*** Opening SOURCE DATA ***

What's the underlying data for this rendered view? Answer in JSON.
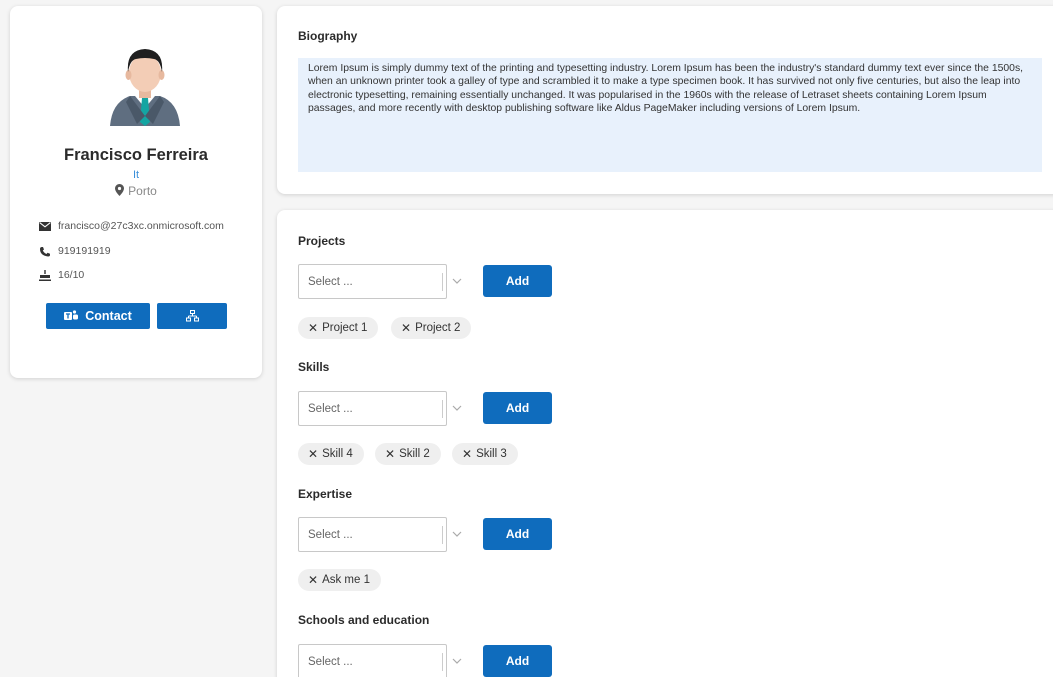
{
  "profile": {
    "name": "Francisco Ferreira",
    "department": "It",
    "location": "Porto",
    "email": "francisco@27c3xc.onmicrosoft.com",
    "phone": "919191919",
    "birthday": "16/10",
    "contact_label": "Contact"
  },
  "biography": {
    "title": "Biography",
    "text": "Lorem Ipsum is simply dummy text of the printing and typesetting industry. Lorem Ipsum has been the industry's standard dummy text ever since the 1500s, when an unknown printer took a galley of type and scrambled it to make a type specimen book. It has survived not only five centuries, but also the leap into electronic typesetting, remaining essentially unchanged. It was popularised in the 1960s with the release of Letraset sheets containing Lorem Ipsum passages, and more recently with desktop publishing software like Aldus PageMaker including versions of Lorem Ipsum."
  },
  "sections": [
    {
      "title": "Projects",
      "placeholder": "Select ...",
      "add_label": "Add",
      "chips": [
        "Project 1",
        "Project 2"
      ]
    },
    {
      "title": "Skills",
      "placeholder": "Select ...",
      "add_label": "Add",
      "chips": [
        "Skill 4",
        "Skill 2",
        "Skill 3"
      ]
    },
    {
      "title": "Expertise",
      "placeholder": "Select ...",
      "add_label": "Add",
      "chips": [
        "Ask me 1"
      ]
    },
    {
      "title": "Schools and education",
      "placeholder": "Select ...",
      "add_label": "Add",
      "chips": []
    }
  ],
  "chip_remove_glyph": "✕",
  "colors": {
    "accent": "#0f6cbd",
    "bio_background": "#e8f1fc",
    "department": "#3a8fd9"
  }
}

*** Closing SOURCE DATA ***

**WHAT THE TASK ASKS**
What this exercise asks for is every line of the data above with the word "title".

**EXERCISE RESPONSE**
    "title": "Biography",
      "title": "Projects",
      "title": "Skills",
      "title": "Expertise",
      "title": "Schools and education",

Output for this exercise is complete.